Demonstrators outside the U.S. Supreme Court in Washington, D.C.Share on Pinterest
Demonstrators outside the U.S. Supreme Court in Washington, D.C., U.S., early on Tuesday, May 3, 2022. Ting Shen/Bloomberg/Getty Images
  • A new mobile abortion clinic may help give people access to reproductive care.
  • The clinic will be located in Illinois not far from Missouri where abortion is almost completely banned.
  • After Roe v. Wade was overturned health providers have worked on bringing better access to people in states that have virtually banned the procedure.

Earlier this week, Planned Parenthood of the St. Louis Region and Southwest Missouri announced plans to open its first mobile abortion clinic by the end of 2022.

This mobile clinic will operate along the border regions of southern Illinois, where abortion is currently legal and protected by the state’s constitution.

The goal is to bring abortion services closer to people in the region, including those who travel to Illinois from the neighboring state of Missouri, where abortion is nearly completely banned.

“Abortion restrictions and bans create a patchwork of access where a patient’s zip code now determines their ability to make fully informed, autonomous reproductive health decisions,” Dr. Amy Addante told Healthline. Addante is an obstetrician-gynecologist in Illinois and a fellow with the advocacy group Physicians for Reproductive Health.

“Patients who are experiencing undesired or medically complicated pregnancies are faced with the choice to either continue that pregnancy against their will or navigate numerous barriers to traveling out of state,” she continued.

Planned Parenthood’s mobile clinic will operate out of an RV, fully equipped with a waiting area, laboratory, and two exam rooms.

During its initial months of operation, it will offer medication abortion up to 11 weeks of pregnancy. Following a two-drug protocol, patients will take mifepristone on-site and receive counseling to take misoprostol later on.

These two drugs can stop a pregnancy and then induce an abortion.

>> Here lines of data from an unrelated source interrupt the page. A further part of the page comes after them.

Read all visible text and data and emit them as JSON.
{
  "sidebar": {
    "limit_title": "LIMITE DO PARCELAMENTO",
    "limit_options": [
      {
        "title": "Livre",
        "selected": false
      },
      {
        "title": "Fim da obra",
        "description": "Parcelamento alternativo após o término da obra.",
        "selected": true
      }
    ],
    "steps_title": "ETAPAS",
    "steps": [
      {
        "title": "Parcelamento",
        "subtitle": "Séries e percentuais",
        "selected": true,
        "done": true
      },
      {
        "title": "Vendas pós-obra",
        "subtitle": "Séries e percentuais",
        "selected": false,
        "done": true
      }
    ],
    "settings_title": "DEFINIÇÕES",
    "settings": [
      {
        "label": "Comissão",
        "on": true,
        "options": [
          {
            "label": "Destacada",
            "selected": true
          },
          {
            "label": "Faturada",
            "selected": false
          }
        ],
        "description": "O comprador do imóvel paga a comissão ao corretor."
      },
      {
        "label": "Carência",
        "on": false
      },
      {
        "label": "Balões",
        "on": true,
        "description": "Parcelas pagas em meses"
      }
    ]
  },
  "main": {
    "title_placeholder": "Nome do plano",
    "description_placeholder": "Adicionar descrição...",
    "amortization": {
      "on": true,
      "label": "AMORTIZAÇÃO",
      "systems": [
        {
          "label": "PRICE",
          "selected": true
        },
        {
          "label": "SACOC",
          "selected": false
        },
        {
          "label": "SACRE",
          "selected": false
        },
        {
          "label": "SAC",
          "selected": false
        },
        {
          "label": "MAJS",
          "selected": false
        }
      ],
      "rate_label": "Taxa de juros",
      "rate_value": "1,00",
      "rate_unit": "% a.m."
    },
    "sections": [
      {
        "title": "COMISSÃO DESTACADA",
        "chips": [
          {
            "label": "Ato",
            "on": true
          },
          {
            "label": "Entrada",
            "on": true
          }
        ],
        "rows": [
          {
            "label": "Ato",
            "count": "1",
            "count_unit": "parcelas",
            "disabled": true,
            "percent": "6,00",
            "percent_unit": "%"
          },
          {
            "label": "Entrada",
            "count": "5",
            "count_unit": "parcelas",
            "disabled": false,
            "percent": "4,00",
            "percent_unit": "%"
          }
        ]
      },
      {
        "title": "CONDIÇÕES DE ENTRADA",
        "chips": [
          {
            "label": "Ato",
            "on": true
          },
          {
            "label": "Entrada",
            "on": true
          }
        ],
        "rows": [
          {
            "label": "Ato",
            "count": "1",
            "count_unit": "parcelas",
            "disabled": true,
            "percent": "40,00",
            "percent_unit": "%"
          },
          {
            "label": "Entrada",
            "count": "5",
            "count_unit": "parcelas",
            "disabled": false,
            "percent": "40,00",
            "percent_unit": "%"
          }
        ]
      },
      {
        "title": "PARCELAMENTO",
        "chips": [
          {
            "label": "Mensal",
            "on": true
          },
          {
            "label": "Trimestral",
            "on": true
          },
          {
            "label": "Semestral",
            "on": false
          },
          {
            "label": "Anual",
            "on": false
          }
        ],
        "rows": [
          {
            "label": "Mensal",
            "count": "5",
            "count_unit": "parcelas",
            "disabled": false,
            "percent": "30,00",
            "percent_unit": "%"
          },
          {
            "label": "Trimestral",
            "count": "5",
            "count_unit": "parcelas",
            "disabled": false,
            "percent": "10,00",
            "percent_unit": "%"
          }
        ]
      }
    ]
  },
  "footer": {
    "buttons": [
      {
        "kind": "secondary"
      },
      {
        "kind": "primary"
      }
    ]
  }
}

Eventually, Planned Parenthood also plans to offer procedural abortion from its mobile clinic.

Procedural abortion is sometimes known as surgical abortion, which can be legally performed in Illinois until a pregnancy reaches viability.

Viability is determined as when a fetus can survive outside the womb, which usually happens around 23–24 weeks of pregnancy. After a pregnancy reaches viability, abortion is only legal in Illinois if the pregnant person’s health or life is in danger.

This will be the first mobile abortion clinic operated by Planned Parenthood but not the first in the country.

The nonprofit organization Just the Pill is already operating a mobile abortion clinic through its “Just Delivered” program in Colorado.

When the U.S. Supreme Court overturned Roe v. Wade in July 2022, Missouri and multiple other states implemented near-total abortion bans.

In most cases, residents of those states must now travel to other states to access legal abortion services. This has increased demand for abortion in states where it remains legal.

Since the fall of Roe, Planned Parenthood has reported a 30 percent increase in the number of abortion patients at its Fairview Heights Health Center, which is located in Illinois about 20 miles from the border with Missouri.

The Fairview Heights center is seeing patients from not only the bi-state region of Illinois-Missouri but also farther afield. Planned Parenthood reports that the number of patients traveling from outside the region has increased by more than 340%.

Missouri’s neighboring states of Kentucky, Tennessee, Arkansas, and Oklahoma have also implemented near-total abortion bans.

Lawmakers in Indiana have passed an abortion ban as well, but that law has been temporarily blocked due to a court challenge.

Traveling for abortion services poses significant barriers to many patients. In some cases, those barriers lead to delays in abortion care or prevent people from accessing legal abortion services altogether.

“People now have to research where they can get an abortion—either across state lines if they are lucky enough to live next to a state where it remains legal and accessible or in a more distant state,” Dr. Jennifer Kerns, told Healthline. Kerns is an obstetrician-gynecologist who treats patients in California and Kansas and an associate professor in the Department of Obstetrics, Gynecology & Reproductive Sciences at the University of California, San Francisco.

“This results in a delay in care, which translates into abortions being done later in pregnancy. While all abortions are safe, even those done later in the pregnancy, abortions are safest when done as early as possible,” Kerns said.

The financial and social costs of travel can also prove burdensome, especially if patients face long travel times that require overnight stays.

“When patients are forced to travel for care, the number of obstacles—including things like cost of transportation, arranging childcare, and taking time off work—start to pile up,” Addante said.

“[The burden] disproportionately impacts already marginalized groups of individuals, particularly patients who are low income, people of color, and young people,” she said.

Mobile clinics may help limit some of the barriers by reducing travel distances for patients. Such clinics may also ease the load on brick-and-mortar centers, increasing overall capacity for abortion services in states where it’s legal.